WHAT IS REQUIRED.
Your task is to copy every entry exactly.

Excerpts from a dataset
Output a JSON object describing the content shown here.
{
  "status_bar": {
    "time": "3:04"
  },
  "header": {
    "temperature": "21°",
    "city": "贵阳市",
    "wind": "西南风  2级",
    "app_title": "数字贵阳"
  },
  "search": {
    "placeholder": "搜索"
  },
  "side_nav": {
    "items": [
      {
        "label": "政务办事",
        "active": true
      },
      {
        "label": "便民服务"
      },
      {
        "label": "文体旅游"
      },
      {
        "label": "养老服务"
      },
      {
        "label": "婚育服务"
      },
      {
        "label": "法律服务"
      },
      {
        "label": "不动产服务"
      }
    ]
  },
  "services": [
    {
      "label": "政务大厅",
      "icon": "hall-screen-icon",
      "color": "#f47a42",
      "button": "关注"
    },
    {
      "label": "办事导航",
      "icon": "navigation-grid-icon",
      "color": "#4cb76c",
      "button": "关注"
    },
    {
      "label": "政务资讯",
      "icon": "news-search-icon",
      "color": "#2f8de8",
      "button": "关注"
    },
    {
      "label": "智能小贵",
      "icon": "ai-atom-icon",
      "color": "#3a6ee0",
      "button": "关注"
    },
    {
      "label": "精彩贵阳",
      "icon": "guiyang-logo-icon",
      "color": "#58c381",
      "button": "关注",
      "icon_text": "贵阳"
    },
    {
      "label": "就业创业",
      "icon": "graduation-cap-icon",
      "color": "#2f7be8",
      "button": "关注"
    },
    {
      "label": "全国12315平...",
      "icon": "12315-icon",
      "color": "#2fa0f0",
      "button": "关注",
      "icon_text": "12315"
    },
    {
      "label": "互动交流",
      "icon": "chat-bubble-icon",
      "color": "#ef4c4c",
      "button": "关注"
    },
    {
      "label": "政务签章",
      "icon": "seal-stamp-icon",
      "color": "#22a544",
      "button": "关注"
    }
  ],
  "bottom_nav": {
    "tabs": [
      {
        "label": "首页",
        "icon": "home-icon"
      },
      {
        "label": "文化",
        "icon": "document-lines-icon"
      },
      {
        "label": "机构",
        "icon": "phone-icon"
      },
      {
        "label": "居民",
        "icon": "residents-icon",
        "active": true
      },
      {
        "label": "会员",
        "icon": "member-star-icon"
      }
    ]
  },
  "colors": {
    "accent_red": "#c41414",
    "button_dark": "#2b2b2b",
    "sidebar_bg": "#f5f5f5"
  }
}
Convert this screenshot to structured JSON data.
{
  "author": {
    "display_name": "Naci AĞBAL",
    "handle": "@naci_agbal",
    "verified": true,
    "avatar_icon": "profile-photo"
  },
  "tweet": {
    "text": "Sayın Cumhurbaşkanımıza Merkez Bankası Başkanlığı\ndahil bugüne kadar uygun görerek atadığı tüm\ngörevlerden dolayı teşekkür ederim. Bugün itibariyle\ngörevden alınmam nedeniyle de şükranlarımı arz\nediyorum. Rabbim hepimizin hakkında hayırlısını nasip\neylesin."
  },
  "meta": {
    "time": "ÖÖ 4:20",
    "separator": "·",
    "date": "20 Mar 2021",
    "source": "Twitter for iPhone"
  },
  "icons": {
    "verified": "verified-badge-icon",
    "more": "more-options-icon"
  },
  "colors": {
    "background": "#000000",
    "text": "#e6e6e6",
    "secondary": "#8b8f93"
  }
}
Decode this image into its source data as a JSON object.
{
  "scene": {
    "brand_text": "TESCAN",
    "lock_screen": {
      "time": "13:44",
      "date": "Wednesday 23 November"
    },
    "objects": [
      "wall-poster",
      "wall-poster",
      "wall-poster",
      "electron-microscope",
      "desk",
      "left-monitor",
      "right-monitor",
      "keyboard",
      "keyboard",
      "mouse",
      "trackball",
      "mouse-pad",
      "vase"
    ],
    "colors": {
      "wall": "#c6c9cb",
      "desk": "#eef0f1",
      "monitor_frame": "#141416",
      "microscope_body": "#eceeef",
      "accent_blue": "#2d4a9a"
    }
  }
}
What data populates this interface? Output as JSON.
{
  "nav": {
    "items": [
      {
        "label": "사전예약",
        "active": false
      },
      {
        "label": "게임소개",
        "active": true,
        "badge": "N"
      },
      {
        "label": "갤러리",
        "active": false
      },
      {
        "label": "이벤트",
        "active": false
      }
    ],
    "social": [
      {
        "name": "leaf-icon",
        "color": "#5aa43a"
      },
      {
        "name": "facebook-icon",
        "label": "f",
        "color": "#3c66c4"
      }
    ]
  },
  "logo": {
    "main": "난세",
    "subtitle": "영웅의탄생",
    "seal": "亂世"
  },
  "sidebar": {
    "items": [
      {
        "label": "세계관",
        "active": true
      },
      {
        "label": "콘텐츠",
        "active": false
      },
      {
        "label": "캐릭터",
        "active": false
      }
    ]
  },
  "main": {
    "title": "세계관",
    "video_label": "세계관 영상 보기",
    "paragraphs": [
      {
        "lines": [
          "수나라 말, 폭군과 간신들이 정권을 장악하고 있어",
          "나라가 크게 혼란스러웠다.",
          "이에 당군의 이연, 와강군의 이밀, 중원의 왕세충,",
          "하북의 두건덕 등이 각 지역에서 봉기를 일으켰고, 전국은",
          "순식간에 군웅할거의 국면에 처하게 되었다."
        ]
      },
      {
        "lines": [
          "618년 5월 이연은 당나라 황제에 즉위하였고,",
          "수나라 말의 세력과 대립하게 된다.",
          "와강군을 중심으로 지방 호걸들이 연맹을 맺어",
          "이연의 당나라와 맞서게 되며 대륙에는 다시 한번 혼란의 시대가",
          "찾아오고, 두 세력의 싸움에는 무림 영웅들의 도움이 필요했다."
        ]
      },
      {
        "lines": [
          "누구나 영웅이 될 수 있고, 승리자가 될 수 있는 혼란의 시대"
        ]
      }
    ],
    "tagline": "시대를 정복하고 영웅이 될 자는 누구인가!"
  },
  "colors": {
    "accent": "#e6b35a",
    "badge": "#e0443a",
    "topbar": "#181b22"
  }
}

ANSWER FOR THIS EXERCISE.
Output a JSON object describing the content shown here.
{
  "status_bar": {
    "time": "3:04"
  },
  "header": {
    "temperature": "21°",
    "city": "贵阳市",
    "wind": "西南风  2级",
    "app_title": "数字贵阳"
  },
  "search": {
    "placeholder": "搜索"
  },
  "side_nav": {
    "items": [
      {
        "label": "政务办事",
        "active": true
      },
      {
        "label": "便民服务"
      },
      {
        "label": "文体旅游"
      },
      {
        "label": "养老服务"
      },
      {
        "label": "婚育服务"
      },
      {
        "label": "法律服务"
      },
      {
        "label": "不动产服务"
      }
    ]
  },
  "services": [
    {
      "label": "政务大厅",
      "icon": "hall-screen-icon",
      "color": "#f47a42",
      "button": "关注"
    },
    {
      "label": "办事导航",
      "icon": "navigation-grid-icon",
      "color": "#4cb76c",
      "button": "关注"
    },
    {
      "label": "政务资讯",
      "icon": "news-search-icon",
      "color": "#2f8de8",
      "button": "关注"
    },
    {
      "label": "智能小贵",
      "icon": "ai-atom-icon",
      "color": "#3a6ee0",
      "button": "关注"
    },
    {
      "label": "精彩贵阳",
      "icon": "guiyang-logo-icon",
      "color": "#58c381",
      "button": "关注",
      "icon_text": "贵阳"
    },
    {
      "label": "就业创业",
      "icon": "graduation-cap-icon",
      "color": "#2f7be8",
      "button": "关注"
    },
    {
      "label": "全国12315平...",
      "icon": "12315-icon",
      "color": "#2fa0f0",
      "button": "关注",
      "icon_text": "12315"
    },
    {
      "label": "互动交流",
      "icon": "chat-bubble-icon",
      "color": "#ef4c4c",
      "button": "关注"
    },
    {
      "label": "政务签章",
      "icon": "seal-stamp-icon",
      "color": "#22a544",
      "button": "关注"
    }
  ],
  "bottom_nav": {
    "tabs": [
      {
        "label": "首页",
        "icon": "home-icon"
      },
      {
        "label": "文化",
        "icon": "document-lines-icon"
      },
      {
        "label": "机构",
        "icon": "phone-icon"
      },
      {
        "label": "居民",
        "icon": "residents-icon",
        "active": true
      },
      {
        "label": "会员",
        "icon": "member-star-icon"
      }
    ]
  },
  "colors": {
    "accent_red": "#c41414",
    "button_dark": "#2b2b2b",
    "sidebar_bg": "#f5f5f5"
  }
}
Convert this screenshot to structured JSON data.
{
  "author": {
    "display_name": "Naci AĞBAL",
    "handle": "@naci_agbal",
    "verified": true,
    "avatar_icon": "profile-photo"
  },
  "tweet": {
    "text": "Sayın Cumhurbaşkanımıza Merkez Bankası Başkanlığı\ndahil bugüne kadar uygun görerek atadığı tüm\ngörevlerden dolayı teşekkür ederim. Bugün itibariyle\ngörevden alınmam nedeniyle de şükranlarımı arz\nediyorum. Rabbim hepimizin hakkında hayırlısını nasip\neylesin."
  },
  "meta": {
    "time": "ÖÖ 4:20",
    "separator": "·",
    "date": "20 Mar 2021",
    "source": "Twitter for iPhone"
  },
  "icons": {
    "verified": "verified-badge-icon",
    "more": "more-options-icon"
  },
  "colors": {
    "background": "#000000",
    "text": "#e6e6e6",
    "secondary": "#8b8f93"
  }
}
Decode this image into its source data as a JSON object.
{
  "scene": {
    "brand_text": "TESCAN",
    "lock_screen": {
      "time": "13:44",
      "date": "Wednesday 23 November"
    },
    "objects": [
      "wall-poster",
      "wall-poster",
      "wall-poster",
      "electron-microscope",
      "desk",
      "left-monitor",
      "right-monitor",
      "keyboard",
      "keyboard",
      "mouse",
      "trackball",
      "mouse-pad",
      "vase"
    ],
    "colors": {
      "wall": "#c6c9cb",
      "desk": "#eef0f1",
      "monitor_frame": "#141416",
      "microscope_body": "#eceeef",
      "accent_blue": "#2d4a9a"
    }
  }
}
What data populates this interface? Output as JSON.
{
  "nav": {
    "items": [
      {
        "label": "사전예약",
        "active": false
      },
      {
        "label": "게임소개",
        "active": true,
        "badge": "N"
      },
      {
        "label": "갤러리",
        "active": false
      },
      {
        "label": "이벤트",
        "active": false
      }
    ],
    "social": [
      {
        "name": "leaf-icon",
        "color": "#5aa43a"
      },
      {
        "name": "facebook-icon",
        "label": "f",
        "color": "#3c66c4"
      }
    ]
  },
  "logo": {
    "main": "난세",
    "subtitle": "영웅의탄생",
    "seal": "亂世"
  },
  "sidebar": {
    "items": [
      {
        "label": "세계관",
        "active": true
      },
      {
        "label": "콘텐츠",
        "active": false
      },
      {
        "label": "캐릭터",
        "active": false
      }
    ]
  },
  "main": {
    "title": "세계관",
    "video_label": "세계관 영상 보기",
    "paragraphs": [
      {
        "lines": [
          "수나라 말, 폭군과 간신들이 정권을 장악하고 있어",
          "나라가 크게 혼란스러웠다.",
          "이에 당군의 이연, 와강군의 이밀, 중원의 왕세충,",
          "하북의 두건덕 등이 각 지역에서 봉기를 일으켰고, 전국은",
          "순식간에 군웅할거의 국면에 처하게 되었다."
        ]
      },
      {
        "lines": [
          "618년 5월 이연은 당나라 황제에 즉위하였고,",
          "수나라 말의 세력과 대립하게 된다.",
          "와강군을 중심으로 지방 호걸들이 연맹을 맺어",
          "이연의 당나라와 맞서게 되며 대륙에는 다시 한번 혼란의 시대가",
          "찾아오고, 두 세력의 싸움에는 무림 영웅들의 도움이 필요했다."
        ]
      },
      {
        "lines": [
          "누구나 영웅이 될 수 있고, 승리자가 될 수 있는 혼란의 시대"
        ]
      }
    ],
    "tagline": "시대를 정복하고 영웅이 될 자는 누구인가!"
  },
  "colors": {
    "accent": "#e6b35a",
    "badge": "#e0443a",
    "topbar": "#181b22"
  }
}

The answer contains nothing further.